There are no early signs of heartworm infection. By the time that you notice any symptoms (coughing, difficulty breathing, loss of energy) your pet may be in respiratory distress due to severe lung inflammation. This may also lead to heart failure. Fortunately, there is a simple blood test to see if your pet has been exposed to heartworm disease. If the test is negative, your pet can be started on a once-a-month heartworm preventative. This medication will kill any heartworm larvae that may have entered your pet’s bloodstream within the past month and prevent future infection.
If your pet tests positive for heartworm disease, treatment can last from four to six months, during which time your pet is given a series of injections to kill the worms. Your animal will need to be crate-confined for approximately eight weeks. The killing of the heartworms can cause severe side effects and so it is critical that your pet remain quiet and inactive during the entire treatment process.
While we live in an area that is less conducive to the development of infective heartworm larvae, San Diego County has seen several hundred documented cases of heartworm disease since 2001. We have seen five positive cases here at our clinic just in the past year. There are a number of factors that contribute to your pets’ risk of becoming infected with heartworm disease including travel, lifestyle, exposure to water sources, and the amount of time spent outdoors. Since California is composed of many different microclimates, there are opportunities for travelling animals to become infected. Therefore, it is critical that owners who choose to travel, camp, and hike with their pet are aware of this increased risk.
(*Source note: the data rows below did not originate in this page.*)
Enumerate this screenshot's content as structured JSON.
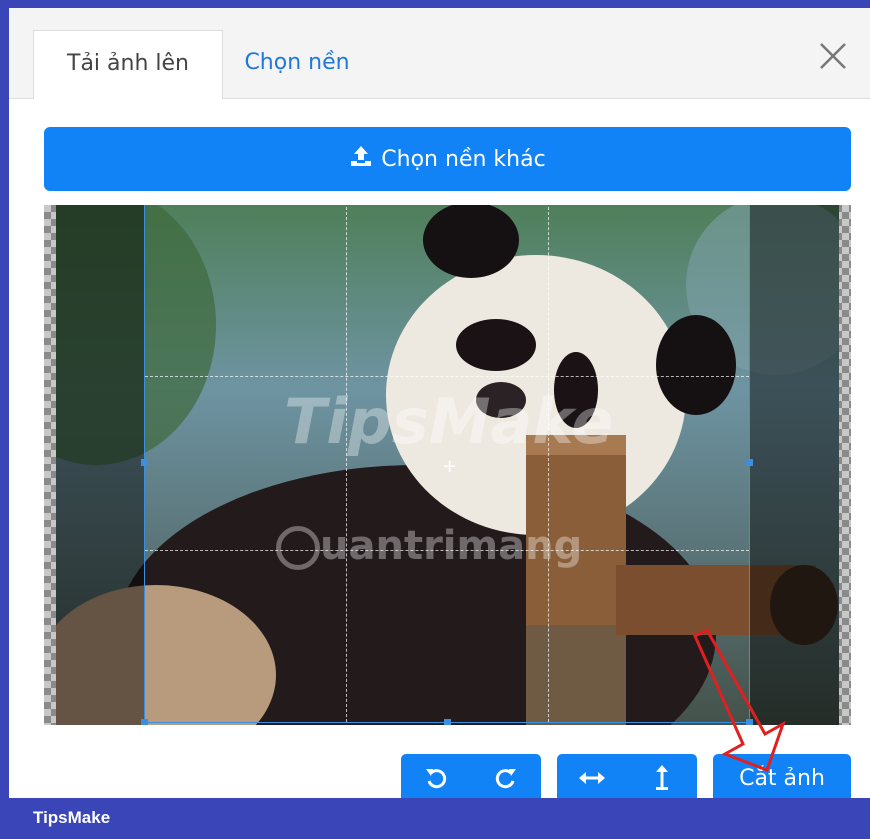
{
  "tabs": [
    {
      "label": "Tải ảnh lên",
      "active": true
    },
    {
      "label": "Chọn nền",
      "active": false
    }
  ],
  "upload_button": {
    "label": "Chọn nền khác",
    "icon": "upload-icon"
  },
  "image": {
    "description_icons": [
      "crop-grid",
      "crop-handles",
      "center-crosshair"
    ],
    "watermarks": [
      "TipsMake",
      "uantrimang"
    ]
  },
  "toolbar": {
    "rotate_left_icon": "rotate-left-icon",
    "rotate_right_icon": "rotate-right-icon",
    "flip_horizontal_icon": "flip-horizontal-icon",
    "flip_vertical_icon": "flip-vertical-icon",
    "crop_label": "Cắt ảnh"
  },
  "footer": {
    "brand": "TipsMake"
  },
  "colors": {
    "primary": "#1183f6",
    "footer": "#3a45b8",
    "crop_border": "#3b8fe0",
    "arrow": "#e02020"
  }
}
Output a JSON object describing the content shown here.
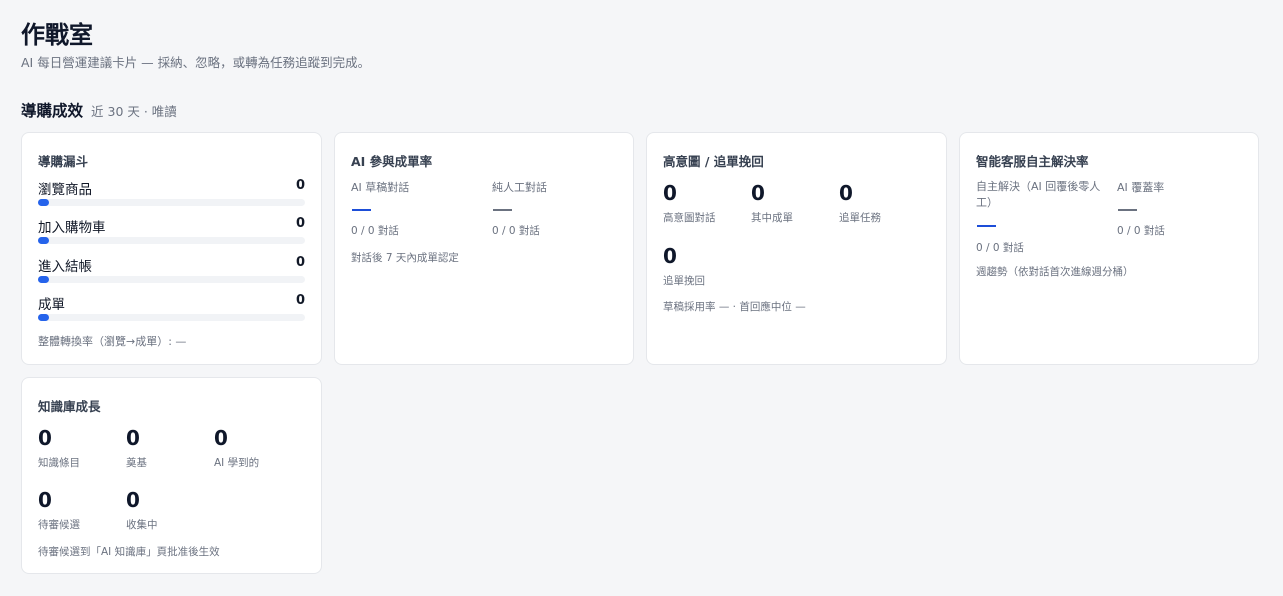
{
  "header": {
    "title": "作戰室",
    "subtitle": "AI 每日營運建議卡片 — 採納、忽略，或轉為任務追蹤到完成。"
  },
  "section": {
    "title": "導購成效",
    "meta": "近 30 天 · 唯讀"
  },
  "funnel": {
    "title": "導購漏斗",
    "items": [
      {
        "label": "瀏覽商品",
        "value": "0",
        "fraction": 0
      },
      {
        "label": "加入購物車",
        "value": "0",
        "fraction": 0
      },
      {
        "label": "進入結帳",
        "value": "0",
        "fraction": 0
      },
      {
        "label": "成單",
        "value": "0",
        "fraction": 0
      }
    ],
    "footer": "整體轉換率（瀏覽→成單）: —"
  },
  "ai_conversion": {
    "title": "AI 參與成單率",
    "cols": [
      {
        "label": "AI 草稿對話",
        "ratio": "0 / 0 對話"
      },
      {
        "label": "純人工對話",
        "ratio": "0 / 0 對話"
      }
    ],
    "note": "對話後 7 天內成單認定"
  },
  "high_intent": {
    "title": "高意圖 / 追單挽回",
    "stats": [
      {
        "value": "0",
        "label": "高意圖對話"
      },
      {
        "value": "0",
        "label": "其中成單"
      },
      {
        "value": "0",
        "label": "追單任務"
      },
      {
        "value": "0",
        "label": "追單挽回"
      }
    ],
    "note": "草稿採用率 — · 首回應中位 —"
  },
  "support": {
    "title": "智能客服自主解決率",
    "cols": [
      {
        "label": "自主解決（AI 回覆後零人工）",
        "ratio": "0 / 0 對話"
      },
      {
        "label": "AI 覆蓋率",
        "ratio": "0 / 0 對話"
      }
    ],
    "note": "週趨勢（依對話首次進線週分桶）"
  },
  "knowledge": {
    "title": "知識庫成長",
    "stats": [
      {
        "value": "0",
        "label": "知識條目"
      },
      {
        "value": "0",
        "label": "奠基"
      },
      {
        "value": "0",
        "label": "AI 學到的"
      },
      {
        "value": "0",
        "label": "待審候選"
      },
      {
        "value": "0",
        "label": "收集中"
      }
    ],
    "note": "待審候選到「AI 知識庫」頁批准後生效"
  },
  "colors": {
    "accent": "#2563eb",
    "background": "#f5f6f8",
    "card": "#ffffff"
  }
}
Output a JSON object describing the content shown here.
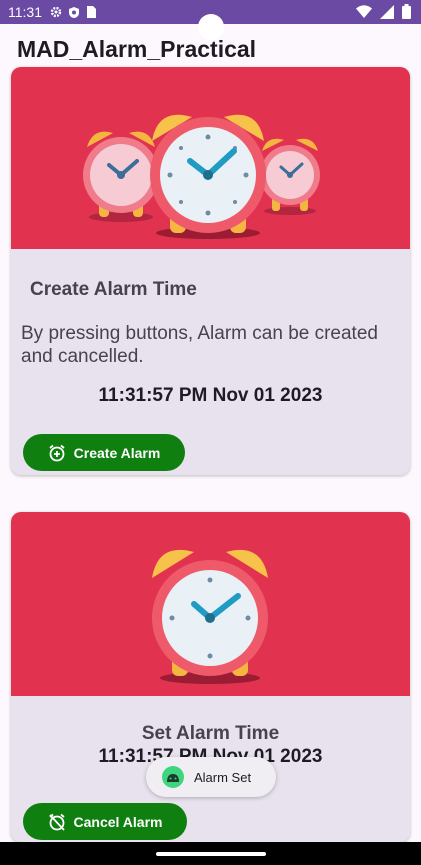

There are numerous commercial products available these days for prevention of fleas, ticks, and heartworm disease, as well as several combination products on the market, and it can get very confusing! Unfortunately, there is not a single product that covers all three parasites, so you will likely need to use at least TWO different products if you need to protect your pet from fleas, ticks, and heartworms.